Ciaramitaro: Data is both an asset and a liability for most companies. Information governance helps us mitigate our liability by developing policies and procedures for dealing with our data in practical and flexible ways. It’s important to understand your data on so many levels and create a system to protect it from those whom you don’t want to have access to it, without locking it down so much that those who do need access can’t get to it. 

Information governance has been around for decades, and it continues to develop and adapt to today’s modern needs. In short, indexing all your data sources, categorizing it into logical groups and flagging data based on the created policies is a great way to understand your data, prevent leakage and also to protect it.

Retention and deletion policies often cause an organization great consternation. There is always a fear of deleting data too soon or keeping it too long. While there is no magical or perfect solution, establishing one policy and maintaining consistency is key to gaining control over your data. 

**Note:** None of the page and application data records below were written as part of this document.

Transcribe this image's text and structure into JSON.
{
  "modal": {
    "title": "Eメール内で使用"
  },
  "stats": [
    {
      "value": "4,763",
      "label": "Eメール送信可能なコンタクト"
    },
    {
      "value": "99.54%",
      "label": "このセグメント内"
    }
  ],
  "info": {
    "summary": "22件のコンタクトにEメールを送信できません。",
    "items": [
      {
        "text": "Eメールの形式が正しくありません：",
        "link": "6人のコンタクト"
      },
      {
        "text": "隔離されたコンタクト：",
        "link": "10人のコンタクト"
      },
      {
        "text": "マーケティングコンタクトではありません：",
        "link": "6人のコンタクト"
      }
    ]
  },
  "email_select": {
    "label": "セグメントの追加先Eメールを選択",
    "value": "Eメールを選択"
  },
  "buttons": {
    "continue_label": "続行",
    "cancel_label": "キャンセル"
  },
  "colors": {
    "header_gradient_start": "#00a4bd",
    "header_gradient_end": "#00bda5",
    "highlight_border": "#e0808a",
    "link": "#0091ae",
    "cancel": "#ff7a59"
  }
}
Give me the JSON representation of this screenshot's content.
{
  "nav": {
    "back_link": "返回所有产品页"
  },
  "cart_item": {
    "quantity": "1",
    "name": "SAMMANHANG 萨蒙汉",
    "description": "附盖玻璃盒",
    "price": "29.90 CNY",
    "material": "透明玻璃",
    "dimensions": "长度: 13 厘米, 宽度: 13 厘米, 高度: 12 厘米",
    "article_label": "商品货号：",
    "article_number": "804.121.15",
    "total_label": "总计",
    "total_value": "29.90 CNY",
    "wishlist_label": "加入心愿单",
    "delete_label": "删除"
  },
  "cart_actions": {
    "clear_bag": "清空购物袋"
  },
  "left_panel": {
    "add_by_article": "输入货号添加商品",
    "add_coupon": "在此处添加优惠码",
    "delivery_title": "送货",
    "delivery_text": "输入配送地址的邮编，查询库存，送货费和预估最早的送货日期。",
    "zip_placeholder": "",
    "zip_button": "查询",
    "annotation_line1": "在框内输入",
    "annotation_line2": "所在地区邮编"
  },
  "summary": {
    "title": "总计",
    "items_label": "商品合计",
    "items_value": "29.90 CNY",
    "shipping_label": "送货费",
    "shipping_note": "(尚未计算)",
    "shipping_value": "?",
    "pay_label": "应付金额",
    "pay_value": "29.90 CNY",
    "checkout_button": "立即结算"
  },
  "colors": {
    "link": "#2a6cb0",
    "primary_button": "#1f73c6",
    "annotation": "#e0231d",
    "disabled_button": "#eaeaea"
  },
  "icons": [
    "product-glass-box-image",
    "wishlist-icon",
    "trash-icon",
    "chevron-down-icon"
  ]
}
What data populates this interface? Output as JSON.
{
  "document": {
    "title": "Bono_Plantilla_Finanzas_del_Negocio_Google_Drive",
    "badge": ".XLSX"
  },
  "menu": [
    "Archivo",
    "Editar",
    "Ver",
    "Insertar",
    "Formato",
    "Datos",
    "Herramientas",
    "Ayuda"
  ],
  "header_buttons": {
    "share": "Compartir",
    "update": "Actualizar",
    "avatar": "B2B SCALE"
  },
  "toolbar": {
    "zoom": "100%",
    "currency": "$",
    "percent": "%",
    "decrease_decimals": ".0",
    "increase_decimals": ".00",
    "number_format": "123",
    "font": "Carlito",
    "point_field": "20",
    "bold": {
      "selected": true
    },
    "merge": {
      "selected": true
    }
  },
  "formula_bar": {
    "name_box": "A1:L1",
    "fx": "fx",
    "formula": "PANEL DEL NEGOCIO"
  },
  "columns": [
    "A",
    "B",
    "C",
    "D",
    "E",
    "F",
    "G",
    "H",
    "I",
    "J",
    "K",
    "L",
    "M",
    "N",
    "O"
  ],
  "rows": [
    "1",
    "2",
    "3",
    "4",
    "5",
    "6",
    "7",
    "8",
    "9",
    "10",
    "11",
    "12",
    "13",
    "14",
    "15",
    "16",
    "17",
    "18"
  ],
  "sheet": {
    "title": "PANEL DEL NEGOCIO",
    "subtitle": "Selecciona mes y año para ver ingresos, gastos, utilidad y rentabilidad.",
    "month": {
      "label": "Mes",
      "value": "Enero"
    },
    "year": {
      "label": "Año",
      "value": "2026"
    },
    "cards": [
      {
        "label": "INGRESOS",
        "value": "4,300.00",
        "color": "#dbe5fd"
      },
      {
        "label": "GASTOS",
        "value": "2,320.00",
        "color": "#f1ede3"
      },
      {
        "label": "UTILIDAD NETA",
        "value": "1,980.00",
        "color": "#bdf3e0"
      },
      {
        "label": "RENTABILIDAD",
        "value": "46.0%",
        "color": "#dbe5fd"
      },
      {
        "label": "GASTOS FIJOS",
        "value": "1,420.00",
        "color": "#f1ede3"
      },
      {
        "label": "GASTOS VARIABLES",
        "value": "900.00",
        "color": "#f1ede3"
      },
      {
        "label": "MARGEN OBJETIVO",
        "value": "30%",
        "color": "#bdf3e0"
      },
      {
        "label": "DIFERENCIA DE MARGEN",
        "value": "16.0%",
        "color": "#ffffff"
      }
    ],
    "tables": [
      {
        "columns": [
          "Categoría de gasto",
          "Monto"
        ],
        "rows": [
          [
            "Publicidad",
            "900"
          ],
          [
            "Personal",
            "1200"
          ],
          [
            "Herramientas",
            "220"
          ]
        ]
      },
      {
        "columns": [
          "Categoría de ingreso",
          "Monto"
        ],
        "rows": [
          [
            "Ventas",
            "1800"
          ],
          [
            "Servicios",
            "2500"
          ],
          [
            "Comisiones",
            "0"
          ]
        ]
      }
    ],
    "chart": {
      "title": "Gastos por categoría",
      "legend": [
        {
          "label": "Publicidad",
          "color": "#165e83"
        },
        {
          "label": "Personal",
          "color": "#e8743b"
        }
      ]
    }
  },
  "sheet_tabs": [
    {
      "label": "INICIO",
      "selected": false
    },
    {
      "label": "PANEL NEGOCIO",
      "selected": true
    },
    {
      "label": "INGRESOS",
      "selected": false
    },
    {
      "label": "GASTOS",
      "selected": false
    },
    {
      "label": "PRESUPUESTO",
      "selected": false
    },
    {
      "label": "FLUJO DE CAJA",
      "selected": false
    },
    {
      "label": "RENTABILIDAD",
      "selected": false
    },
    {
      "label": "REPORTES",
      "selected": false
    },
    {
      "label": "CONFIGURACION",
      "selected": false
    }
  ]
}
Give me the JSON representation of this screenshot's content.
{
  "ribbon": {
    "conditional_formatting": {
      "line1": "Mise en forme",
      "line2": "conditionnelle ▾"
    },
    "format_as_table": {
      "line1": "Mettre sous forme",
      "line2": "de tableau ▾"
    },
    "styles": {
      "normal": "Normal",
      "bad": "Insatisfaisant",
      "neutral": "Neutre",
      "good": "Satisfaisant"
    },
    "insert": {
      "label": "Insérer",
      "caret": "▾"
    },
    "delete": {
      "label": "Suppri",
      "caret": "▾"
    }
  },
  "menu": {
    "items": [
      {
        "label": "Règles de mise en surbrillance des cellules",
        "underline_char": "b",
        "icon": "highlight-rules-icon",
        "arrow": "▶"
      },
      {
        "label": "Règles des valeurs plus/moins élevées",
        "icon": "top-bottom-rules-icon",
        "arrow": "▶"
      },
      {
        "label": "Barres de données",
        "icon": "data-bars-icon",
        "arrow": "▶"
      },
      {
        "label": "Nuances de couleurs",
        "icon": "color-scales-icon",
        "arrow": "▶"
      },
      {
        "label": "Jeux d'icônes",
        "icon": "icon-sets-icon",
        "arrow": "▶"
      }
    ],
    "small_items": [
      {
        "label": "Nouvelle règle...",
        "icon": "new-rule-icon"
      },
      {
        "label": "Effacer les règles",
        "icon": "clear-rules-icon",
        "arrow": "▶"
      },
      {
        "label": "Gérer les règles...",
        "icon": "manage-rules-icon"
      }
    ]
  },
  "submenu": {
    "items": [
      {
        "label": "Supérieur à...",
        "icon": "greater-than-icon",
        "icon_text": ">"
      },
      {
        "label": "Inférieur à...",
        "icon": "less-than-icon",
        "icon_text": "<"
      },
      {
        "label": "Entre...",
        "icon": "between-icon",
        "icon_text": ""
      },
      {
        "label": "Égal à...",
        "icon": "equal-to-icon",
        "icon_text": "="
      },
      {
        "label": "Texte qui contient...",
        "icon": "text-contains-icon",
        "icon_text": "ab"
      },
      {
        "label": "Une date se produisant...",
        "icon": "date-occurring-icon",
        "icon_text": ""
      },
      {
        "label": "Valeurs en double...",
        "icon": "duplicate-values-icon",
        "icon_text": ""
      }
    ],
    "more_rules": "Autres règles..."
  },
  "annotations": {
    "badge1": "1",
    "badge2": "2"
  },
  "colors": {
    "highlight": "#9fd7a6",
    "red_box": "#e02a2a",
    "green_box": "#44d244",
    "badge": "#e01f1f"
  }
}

MCC: Given that you work with both in-house and outside counsel, what personal qualities have you found most important, in yourself and in others with whom you’ve worked, for developing the kinds of trust-based, collaborative relationships that you need to achieve the best possible results on an assignment?

Ciaramitaro: It’s very important to listen to your client’s needs and understand the overarching objective of the work being performed. Repeat what they are saying and confirm your understanding with them. From this deep understanding, you can develop a statement of work that will put you and your team on the right path. 

The idea is to organize and establish an easy-to-follow workflow for your client and your team to use, building trust through better understanding on both sides. We never want to be a black box that only surfaces when there are problems. It boils down to communicate, communicate, communicate.

Michael CiaramitaroSenior vice president of forensic advisory services at UBIC/Evolve Discovery and can be reached at